Consider the example of solving for $x$ where $Ax=b$. This is not in general function, there can be more than one solution. So if you make such a solver in a functional style...does this count as a side effect?
def solve(A:Matrix[Float],b:Matrix[Float]):Matrix[Float] = ...
Obviously the solution will be dependent on several internal factors such as the method to solve, e.g. the type of echolonization, or perhaps it uses randomization (Krylov methods for example). And that appears to be all you could expect because solving is not a function. Still, it is evident that the return is a representative of an equivalence class, and so subject to the interpretation that the outputs are representative of an equivalence class then this would be a function -- just we don't want to implement it as some coset of a subspace as that might be slower or impossible.
In purely functional programming is there a loop-hole of sorts for implementing relations -- which interpretted under an equivalence relation, become fucntions, even if we don't explicitly wrap it up that way?

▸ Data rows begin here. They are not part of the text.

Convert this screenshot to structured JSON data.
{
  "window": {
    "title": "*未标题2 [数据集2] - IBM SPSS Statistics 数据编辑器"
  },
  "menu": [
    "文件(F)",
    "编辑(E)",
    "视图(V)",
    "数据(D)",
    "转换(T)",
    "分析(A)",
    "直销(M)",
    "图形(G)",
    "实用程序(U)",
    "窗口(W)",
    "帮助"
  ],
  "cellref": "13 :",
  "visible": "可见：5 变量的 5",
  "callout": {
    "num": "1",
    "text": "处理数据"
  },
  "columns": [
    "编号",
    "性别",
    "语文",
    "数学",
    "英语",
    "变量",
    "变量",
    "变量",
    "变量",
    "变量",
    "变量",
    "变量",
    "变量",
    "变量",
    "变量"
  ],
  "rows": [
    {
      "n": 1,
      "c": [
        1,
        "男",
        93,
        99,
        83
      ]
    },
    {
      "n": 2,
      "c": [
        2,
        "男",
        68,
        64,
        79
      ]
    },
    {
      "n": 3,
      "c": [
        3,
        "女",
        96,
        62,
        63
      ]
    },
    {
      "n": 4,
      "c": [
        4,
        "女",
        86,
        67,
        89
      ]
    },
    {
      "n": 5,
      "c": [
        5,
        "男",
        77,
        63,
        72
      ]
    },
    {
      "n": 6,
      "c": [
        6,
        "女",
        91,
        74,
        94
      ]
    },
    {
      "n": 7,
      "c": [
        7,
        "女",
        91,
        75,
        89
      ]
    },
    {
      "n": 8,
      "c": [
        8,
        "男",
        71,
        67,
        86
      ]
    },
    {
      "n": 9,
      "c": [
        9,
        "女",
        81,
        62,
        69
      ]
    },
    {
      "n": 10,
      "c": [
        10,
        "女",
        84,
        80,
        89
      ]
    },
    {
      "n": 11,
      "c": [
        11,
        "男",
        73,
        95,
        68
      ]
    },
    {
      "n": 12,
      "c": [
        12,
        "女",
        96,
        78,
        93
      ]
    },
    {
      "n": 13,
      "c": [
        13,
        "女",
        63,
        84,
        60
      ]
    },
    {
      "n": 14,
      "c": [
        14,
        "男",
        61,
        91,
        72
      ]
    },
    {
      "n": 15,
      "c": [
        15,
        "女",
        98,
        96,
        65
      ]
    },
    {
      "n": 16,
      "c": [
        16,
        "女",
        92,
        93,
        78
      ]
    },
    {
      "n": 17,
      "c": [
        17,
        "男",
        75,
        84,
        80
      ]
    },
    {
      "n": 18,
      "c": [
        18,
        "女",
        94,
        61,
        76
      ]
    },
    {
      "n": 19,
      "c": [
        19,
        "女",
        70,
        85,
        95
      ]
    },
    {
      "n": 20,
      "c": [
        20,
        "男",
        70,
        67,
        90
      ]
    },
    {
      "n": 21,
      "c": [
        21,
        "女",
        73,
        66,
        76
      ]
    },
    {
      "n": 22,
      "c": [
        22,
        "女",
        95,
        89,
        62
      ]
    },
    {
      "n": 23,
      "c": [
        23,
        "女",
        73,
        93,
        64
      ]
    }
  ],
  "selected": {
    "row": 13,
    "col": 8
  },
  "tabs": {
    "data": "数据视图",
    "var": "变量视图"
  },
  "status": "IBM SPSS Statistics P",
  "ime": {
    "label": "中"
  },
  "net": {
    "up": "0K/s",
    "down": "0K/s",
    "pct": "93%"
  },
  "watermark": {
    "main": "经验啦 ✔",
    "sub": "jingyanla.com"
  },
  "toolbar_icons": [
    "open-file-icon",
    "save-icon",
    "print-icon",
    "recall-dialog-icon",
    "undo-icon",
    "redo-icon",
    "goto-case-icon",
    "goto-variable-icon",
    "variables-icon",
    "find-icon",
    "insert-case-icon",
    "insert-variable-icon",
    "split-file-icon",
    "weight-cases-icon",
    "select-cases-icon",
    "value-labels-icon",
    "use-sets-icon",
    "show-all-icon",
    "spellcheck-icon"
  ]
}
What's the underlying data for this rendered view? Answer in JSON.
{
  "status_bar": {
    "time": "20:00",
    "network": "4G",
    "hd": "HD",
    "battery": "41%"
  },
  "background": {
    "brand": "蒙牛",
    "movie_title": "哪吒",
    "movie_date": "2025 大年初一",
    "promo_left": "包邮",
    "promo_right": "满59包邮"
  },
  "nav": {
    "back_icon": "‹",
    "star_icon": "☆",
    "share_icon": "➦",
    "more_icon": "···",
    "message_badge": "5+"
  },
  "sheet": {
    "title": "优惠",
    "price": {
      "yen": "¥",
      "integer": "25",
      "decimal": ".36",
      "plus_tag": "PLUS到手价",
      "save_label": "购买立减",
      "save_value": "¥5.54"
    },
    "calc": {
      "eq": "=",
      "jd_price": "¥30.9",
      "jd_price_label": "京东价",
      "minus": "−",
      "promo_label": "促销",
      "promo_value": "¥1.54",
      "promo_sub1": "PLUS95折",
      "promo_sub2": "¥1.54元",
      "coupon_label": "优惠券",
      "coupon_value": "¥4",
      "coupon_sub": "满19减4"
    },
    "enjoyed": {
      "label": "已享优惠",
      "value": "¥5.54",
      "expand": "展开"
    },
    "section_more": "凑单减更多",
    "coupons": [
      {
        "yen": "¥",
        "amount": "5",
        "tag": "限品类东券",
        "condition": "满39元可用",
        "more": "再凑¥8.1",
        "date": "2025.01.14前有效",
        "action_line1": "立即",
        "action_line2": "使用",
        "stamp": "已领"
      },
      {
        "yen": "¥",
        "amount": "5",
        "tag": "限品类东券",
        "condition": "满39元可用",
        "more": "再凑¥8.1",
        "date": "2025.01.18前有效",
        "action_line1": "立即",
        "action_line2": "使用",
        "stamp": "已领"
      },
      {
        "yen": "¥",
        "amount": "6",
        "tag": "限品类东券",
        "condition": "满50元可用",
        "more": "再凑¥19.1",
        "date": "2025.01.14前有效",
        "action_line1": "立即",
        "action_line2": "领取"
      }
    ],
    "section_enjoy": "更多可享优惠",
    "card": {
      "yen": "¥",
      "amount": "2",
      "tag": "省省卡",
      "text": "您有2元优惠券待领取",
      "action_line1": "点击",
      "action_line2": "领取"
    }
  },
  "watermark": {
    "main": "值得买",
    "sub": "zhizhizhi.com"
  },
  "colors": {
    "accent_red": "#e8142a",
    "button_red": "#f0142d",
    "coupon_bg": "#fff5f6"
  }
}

E.g. could I implement a version of the signature above for
solve in Haskell without a monad?